Did you know that the food you eat may affect your breathing? Your body uses food as fuel to power all the activities you do. Oxygen and food work to process the food you consume. The process of changing food into fuel is called metabolism. Carbon dioxide is the waste product produced from this process. Metabolism of carbohydrates produces the most carbon dioxide and fat produces the least. If you have been diagnosed with COPD, consuming a diet with less carbohydrates and more fat might help you breathe easier.
Proper mix of nutrients will help you breathe easier. A well-nourished body is better able to handle infections that might result in serious ailments. A healthy weight also helps manage your breathing and lung health. You should work with your health care team to ensure you have a good variety of foods and a healthy diet plan.
Here are some nutrition guidelines to consider for healthy breathing*:

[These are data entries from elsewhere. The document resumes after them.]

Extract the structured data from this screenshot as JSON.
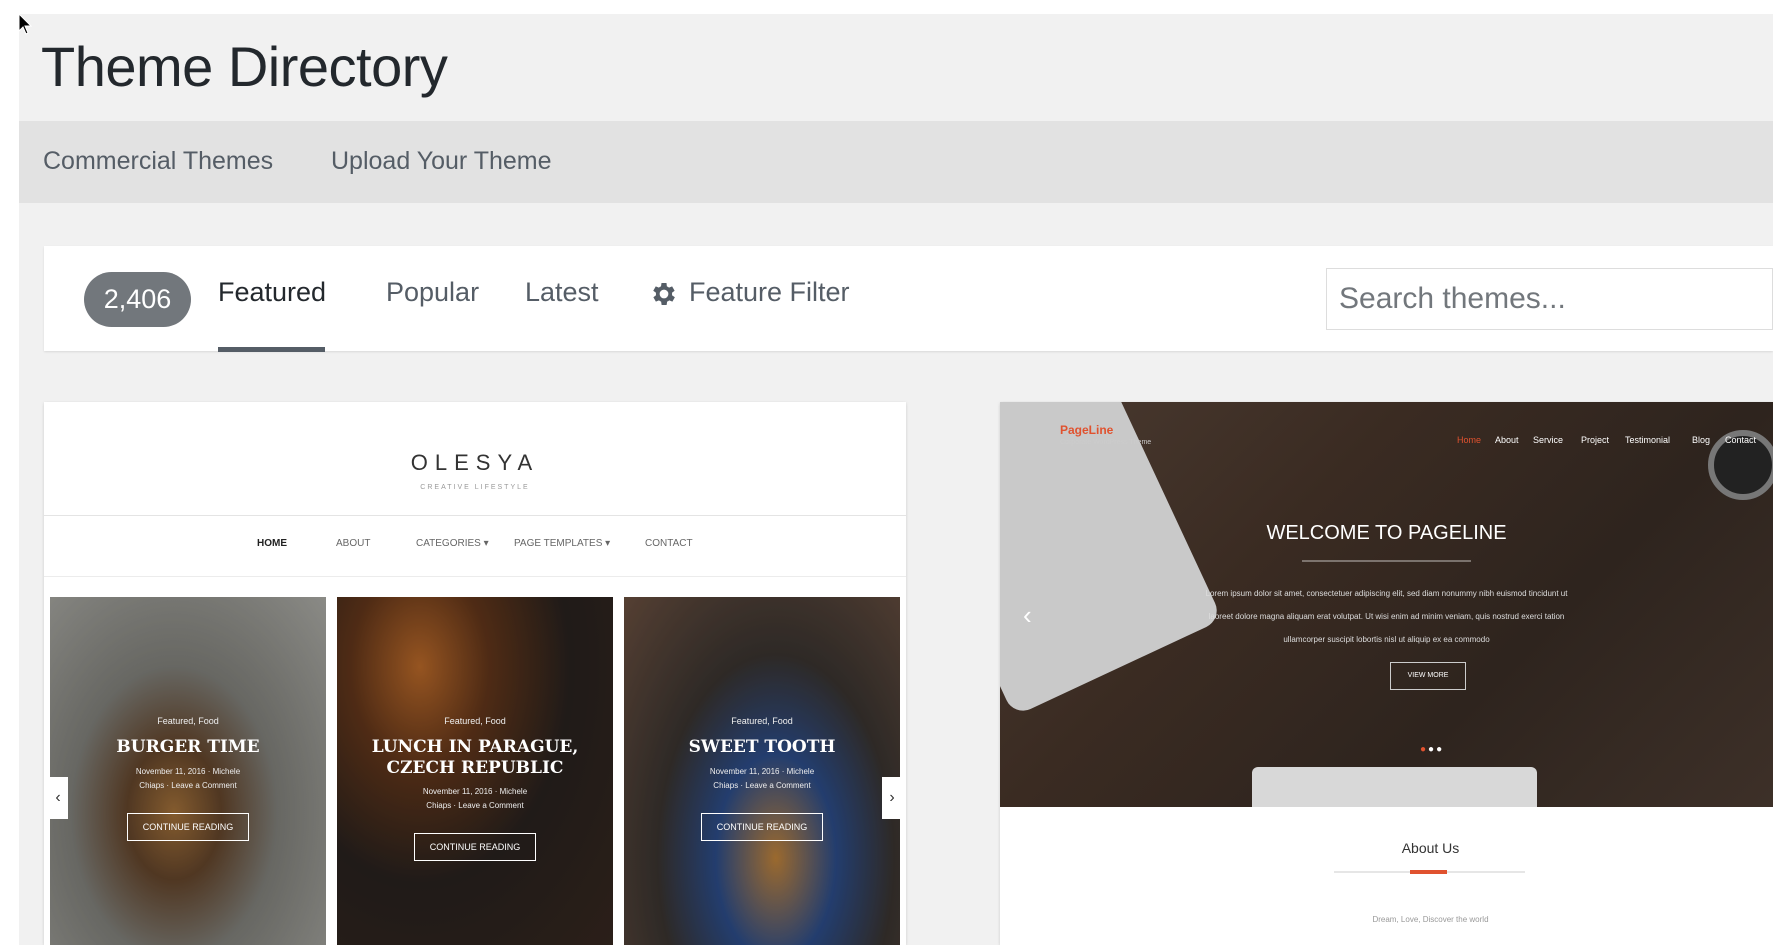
{
  "header": {
    "title": "Theme Directory"
  },
  "subnav": {
    "items": [
      "Commercial Themes",
      "Upload Your Theme"
    ]
  },
  "filter": {
    "count": "2,406",
    "tabs": [
      "Featured",
      "Popular",
      "Latest"
    ],
    "feature_filter": "Feature Filter",
    "search_placeholder": "Search themes..."
  },
  "themes": [
    {
      "logo": "OLESYA",
      "tagline": "CREATIVE LIFESTYLE",
      "nav": [
        "HOME",
        "ABOUT",
        "CATEGORIES ▾",
        "PAGE TEMPLATES ▾",
        "CONTACT"
      ],
      "posts": [
        {
          "category": "Featured, Food",
          "title": "BURGER TIME",
          "meta": "November 11, 2016 · Michele",
          "meta2": "Chiaps · Leave a Comment",
          "button": "CONTINUE READING"
        },
        {
          "category": "Featured, Food",
          "title": "LUNCH IN PARAGUE, CZECH REPUBLIC",
          "meta": "November 11, 2016 · Michele",
          "meta2": "Chiaps · Leave a Comment",
          "button": "CONTINUE READING"
        },
        {
          "category": "Featured, Food",
          "title": "SWEET TOOTH",
          "meta": "November 11, 2016 · Michele",
          "meta2": "Chiaps · Leave a Comment",
          "button": "CONTINUE READING"
        }
      ]
    },
    {
      "brand": "PageLine",
      "brand_sub": "Corporate WordPress Theme",
      "nav": [
        "Home",
        "About",
        "Service",
        "Project",
        "Testimonial",
        "Blog",
        "Contact"
      ],
      "welcome": "WELCOME TO PAGELINE",
      "lorem": "Lorem ipsum dolor sit amet, consectetuer adipiscing elit, sed diam nonummy nibh euismod tincidunt ut laoreet dolore magna aliquam erat volutpat. Ut wisi enim ad minim veniam, quis nostrud exerci tation ullamcorper suscipit lobortis nisl ut aliquip ex ea commodo",
      "more": "VIEW MORE",
      "about": "About Us",
      "about_sub": "Dream, Love, Discover the world"
    }
  ],
  "colors": {
    "accent": "#e0522f",
    "pill": "#72777c",
    "subnav_bg": "#e2e2e2"
  }
}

Choose complex carbohydrates such as whole grain bread and pasta, fresh fruits and vegetables.
Limit simple carbohydrates such as table sugar, candy, cake and regular soft drinks.
Eat 20-30 grams of fiber each day. This can be found in bread, pasta, nuts, seeds, fruits and vegetables.
Eat a good source of protein twice a day. This helps keep respiratory muscles strong. Protein includes milk, eggs, cheese, meat, fish, poultry, nuts and dried beans or peas.
Choose mono- and poly- unsaturated fats that don’t contain cholesterol. Examples are canola, safflower and corn oils.
Limit foods that contain trans-fat and saturated-fats such as butter, lard, fat and skin from meat, hydrogenated vegetable oil, shortening, fried foods and cookies.
Check your weight regularly. If you continue to significantly lose or gain weight while following a recommended diet, see your health care professional.
If assisting a loved one with breathing or other chronic lung issues, offer to help them shop for food. Choose foods that are easy to prepare. Encourage them to rest before eating and to eat earlier in the day to ensure that they eat before they get tired. Avoiding foods that cause gas or bloating will help make breathing easier. Eating smaller meals four to six times a day helps the diaphragm move freely and lets lungs fill easier. Consider drinking liquids an hour after eating to prevent feeling full.
While recuperating in a skilled nursing and rehabilitation center such as Heartland or ManorCare, the dietitian will help to create a meal plan to meet nutritional goals and provide education and assistance on continuing this when returning home. Assisted living centers such as Arden Courts memory care communities will also provide a meal plan that meets the resident’s nutritional goals as well as the desire for independence while eating.
*American Lung Association